The Chilean Army will remove anti-tank land mines planted during the dictatorship of Augusto Pinochet (1973-1990), near the road that leads to a national park located in Patagonia, southern Chile, according to a military source.
“There are five minefields that pose considerable danger to those who travel the road, so we aim at minimizing the risks for tourists,” said Luis Zegpi, the Army 5th Division’s Commander-in-Chief, on September 23.
The mines were positioned in the late 70s, near the road leading to Torres del Paine National Park, 1,864 miles south of Santiago, near the border with Argentina. Torres del Paine is the most visited park in the country, with over 150,000 visitors per year.
“We are working to respond to a very urgent need,” added Zegpi, since this destination is very popular among tourists, and the only precaution to avoid accidents are signs that state “Danger, Minefield”.
In Chile, more than 180,000 mines were buried in the northern and southern borders of the country during Pinochet’s dictatorship, and so far, about 50,000 mines have been eradicated, according to the Ministry of Defense.

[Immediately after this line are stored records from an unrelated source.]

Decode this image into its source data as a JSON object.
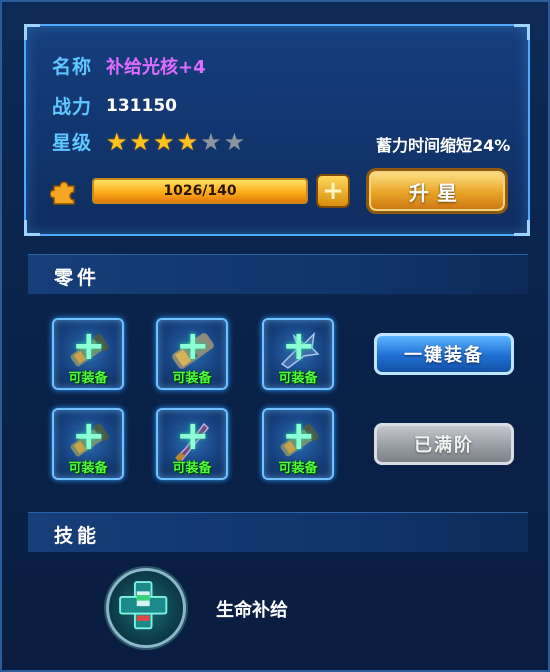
{
  "info": {
    "name_label": "名称",
    "name_value": "补给光核+4",
    "power_label": "战力",
    "power_value": "131150",
    "star_label": "星级",
    "stars_filled": 4,
    "stars_total": 6,
    "bonus_text": "蓄力时间缩短24%",
    "progress_text": "1026/140",
    "progress_fraction": 1.0,
    "upgrade_label": "升星"
  },
  "parts": {
    "header": "零件",
    "slots": [
      {
        "icon": "cannon-part-icon",
        "caption": "可装备"
      },
      {
        "icon": "barrel-part-icon",
        "caption": "可装备"
      },
      {
        "icon": "claw-part-icon",
        "caption": "可装备"
      },
      {
        "icon": "cannon-part-icon",
        "caption": "可装备"
      },
      {
        "icon": "blade-part-icon",
        "caption": "可装备"
      },
      {
        "icon": "cannon-part-icon",
        "caption": "可装备"
      }
    ],
    "equip_all_label": "一键装备",
    "maxed_label": "已满阶"
  },
  "skills": {
    "header": "技能",
    "skill_name": "生命补给",
    "skill_icon": "life-supply-icon"
  },
  "colors": {
    "label_cyan": "#5ec8ff",
    "name_purple": "#e06cff",
    "equip_green": "#4dff3a",
    "star_gold": "#ffc21f"
  }
}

Last February, the Chilean-Peruvian border was closed due to a heavy storm that caused a land mine slide into the area, and in May, a Peruvian citizen died in a land mine explosion while he was trying to cross the international border illegally. In August, Chile and Peru agreed to delegate the removal of border mines to the humanitarian organization Norwegian People’s Aid.